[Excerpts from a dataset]
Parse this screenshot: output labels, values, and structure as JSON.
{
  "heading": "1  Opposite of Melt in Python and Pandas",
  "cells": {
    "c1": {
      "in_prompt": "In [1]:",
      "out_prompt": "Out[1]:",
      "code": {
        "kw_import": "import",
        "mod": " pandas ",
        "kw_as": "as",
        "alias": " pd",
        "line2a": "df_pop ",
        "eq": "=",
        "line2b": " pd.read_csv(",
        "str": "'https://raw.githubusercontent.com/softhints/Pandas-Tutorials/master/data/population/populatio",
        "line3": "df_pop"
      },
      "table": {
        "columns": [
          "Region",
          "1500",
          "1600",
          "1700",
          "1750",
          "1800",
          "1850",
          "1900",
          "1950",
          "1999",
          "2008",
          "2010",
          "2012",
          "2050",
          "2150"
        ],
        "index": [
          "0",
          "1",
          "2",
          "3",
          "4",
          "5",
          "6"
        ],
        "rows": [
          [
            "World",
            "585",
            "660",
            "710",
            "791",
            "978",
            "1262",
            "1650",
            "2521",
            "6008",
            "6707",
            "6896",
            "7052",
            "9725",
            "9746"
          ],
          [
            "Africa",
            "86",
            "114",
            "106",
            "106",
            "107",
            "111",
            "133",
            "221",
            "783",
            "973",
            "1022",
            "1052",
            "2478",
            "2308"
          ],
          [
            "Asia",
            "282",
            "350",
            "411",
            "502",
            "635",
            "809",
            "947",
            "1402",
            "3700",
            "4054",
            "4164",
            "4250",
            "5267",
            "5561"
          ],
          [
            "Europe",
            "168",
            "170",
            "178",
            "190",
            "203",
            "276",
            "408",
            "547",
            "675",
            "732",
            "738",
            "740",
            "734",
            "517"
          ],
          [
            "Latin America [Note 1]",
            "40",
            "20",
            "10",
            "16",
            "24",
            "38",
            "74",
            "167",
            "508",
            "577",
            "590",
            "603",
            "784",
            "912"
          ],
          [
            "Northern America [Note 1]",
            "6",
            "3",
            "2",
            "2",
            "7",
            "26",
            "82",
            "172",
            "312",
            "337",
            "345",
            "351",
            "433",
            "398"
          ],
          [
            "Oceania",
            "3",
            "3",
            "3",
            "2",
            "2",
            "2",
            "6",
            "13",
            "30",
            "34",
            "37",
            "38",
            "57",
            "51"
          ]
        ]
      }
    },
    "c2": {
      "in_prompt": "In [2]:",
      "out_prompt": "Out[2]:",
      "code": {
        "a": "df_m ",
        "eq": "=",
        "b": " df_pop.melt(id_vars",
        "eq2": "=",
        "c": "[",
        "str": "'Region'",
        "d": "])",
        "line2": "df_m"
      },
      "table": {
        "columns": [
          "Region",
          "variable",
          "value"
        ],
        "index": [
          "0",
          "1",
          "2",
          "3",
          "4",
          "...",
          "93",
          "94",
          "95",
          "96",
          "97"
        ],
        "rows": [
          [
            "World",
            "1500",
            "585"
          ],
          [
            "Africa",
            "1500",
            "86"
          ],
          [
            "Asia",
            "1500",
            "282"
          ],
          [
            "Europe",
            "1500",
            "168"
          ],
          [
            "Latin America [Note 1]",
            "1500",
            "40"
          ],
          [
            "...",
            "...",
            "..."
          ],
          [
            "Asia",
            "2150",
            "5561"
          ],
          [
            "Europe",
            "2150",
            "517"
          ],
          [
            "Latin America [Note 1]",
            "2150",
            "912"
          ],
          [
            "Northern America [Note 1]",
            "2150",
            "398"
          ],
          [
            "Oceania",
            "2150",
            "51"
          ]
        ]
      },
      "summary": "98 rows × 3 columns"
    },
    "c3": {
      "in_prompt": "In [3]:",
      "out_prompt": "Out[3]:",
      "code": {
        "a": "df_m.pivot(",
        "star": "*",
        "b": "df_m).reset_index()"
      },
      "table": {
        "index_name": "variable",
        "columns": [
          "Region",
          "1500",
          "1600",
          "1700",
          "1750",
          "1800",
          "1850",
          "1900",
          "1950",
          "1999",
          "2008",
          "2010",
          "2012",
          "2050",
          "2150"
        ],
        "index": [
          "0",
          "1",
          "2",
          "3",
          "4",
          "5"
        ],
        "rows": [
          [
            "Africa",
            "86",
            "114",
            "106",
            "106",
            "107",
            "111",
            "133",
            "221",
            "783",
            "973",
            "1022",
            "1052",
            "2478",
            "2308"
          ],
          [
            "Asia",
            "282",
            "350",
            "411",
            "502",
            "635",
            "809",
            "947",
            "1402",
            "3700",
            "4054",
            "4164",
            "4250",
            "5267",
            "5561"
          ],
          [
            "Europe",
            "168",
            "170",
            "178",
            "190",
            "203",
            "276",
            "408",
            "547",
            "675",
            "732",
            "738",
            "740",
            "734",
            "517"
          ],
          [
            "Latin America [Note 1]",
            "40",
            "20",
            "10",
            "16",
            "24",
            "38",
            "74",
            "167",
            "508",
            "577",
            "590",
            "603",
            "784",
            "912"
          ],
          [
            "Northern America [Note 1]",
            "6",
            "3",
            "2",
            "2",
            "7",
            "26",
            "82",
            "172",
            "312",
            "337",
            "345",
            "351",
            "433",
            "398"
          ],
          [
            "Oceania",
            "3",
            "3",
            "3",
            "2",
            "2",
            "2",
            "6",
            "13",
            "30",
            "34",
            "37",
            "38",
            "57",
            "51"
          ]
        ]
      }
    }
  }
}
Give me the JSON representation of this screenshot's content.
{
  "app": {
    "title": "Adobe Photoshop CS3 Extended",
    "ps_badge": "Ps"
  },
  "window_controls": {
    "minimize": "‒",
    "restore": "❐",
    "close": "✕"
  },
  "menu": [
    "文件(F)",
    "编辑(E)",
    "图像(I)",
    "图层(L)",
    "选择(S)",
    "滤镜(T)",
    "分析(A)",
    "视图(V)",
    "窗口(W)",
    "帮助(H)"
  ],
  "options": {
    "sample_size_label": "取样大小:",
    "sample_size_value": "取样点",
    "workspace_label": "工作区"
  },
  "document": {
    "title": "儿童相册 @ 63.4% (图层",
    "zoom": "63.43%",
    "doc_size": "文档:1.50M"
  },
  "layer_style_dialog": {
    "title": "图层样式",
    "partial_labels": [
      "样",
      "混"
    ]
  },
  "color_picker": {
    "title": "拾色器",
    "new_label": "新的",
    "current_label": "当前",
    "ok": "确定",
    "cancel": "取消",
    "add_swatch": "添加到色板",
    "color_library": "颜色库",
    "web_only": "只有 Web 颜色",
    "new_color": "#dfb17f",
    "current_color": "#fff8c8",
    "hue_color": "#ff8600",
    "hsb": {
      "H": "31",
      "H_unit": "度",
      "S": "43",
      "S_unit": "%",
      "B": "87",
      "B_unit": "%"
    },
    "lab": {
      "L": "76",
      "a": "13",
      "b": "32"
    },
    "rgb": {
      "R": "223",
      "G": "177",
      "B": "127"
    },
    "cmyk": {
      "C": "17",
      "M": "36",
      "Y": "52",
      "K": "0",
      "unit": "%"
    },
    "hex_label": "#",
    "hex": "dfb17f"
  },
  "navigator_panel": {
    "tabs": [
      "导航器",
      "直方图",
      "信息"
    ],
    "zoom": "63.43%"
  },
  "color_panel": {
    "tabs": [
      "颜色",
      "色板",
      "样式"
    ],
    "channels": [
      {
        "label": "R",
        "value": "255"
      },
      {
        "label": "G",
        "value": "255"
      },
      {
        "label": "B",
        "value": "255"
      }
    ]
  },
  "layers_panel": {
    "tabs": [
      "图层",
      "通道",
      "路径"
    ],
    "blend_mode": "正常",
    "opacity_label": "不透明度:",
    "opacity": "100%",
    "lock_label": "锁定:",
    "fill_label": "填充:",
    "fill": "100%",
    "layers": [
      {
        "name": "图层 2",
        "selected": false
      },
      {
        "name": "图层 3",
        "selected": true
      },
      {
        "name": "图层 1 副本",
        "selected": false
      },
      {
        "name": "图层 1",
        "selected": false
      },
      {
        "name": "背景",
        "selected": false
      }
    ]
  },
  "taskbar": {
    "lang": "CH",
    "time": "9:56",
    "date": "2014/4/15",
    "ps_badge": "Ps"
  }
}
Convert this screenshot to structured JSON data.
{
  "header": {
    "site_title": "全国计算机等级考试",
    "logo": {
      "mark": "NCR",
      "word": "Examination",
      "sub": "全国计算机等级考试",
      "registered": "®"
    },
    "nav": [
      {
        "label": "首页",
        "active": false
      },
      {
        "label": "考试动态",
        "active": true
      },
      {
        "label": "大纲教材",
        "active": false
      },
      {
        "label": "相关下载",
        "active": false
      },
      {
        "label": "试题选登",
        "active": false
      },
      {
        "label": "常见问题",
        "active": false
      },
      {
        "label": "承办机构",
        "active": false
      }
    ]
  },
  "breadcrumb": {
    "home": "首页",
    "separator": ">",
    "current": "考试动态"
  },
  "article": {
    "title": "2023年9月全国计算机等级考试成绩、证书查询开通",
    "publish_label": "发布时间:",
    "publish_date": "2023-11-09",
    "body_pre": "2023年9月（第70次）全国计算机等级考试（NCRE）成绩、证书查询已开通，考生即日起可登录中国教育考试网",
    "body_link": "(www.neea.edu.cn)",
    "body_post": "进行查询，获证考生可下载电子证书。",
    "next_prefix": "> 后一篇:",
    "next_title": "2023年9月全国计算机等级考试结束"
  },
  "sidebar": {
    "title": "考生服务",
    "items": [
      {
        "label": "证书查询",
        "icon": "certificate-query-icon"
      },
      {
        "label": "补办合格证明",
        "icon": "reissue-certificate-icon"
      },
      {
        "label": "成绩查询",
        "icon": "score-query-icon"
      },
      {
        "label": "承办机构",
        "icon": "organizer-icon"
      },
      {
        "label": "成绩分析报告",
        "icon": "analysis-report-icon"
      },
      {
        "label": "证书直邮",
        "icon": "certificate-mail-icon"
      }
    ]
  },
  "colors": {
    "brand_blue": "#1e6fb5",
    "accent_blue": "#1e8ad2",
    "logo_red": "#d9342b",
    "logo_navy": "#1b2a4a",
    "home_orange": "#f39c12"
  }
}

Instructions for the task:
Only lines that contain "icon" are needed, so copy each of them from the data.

Result:
        "icon": "certificate-query-icon"
        "icon": "reissue-certificate-icon"
        "icon": "score-query-icon"
        "icon": "organizer-icon"
        "icon": "analysis-report-icon"
        "icon": "certificate-mail-icon"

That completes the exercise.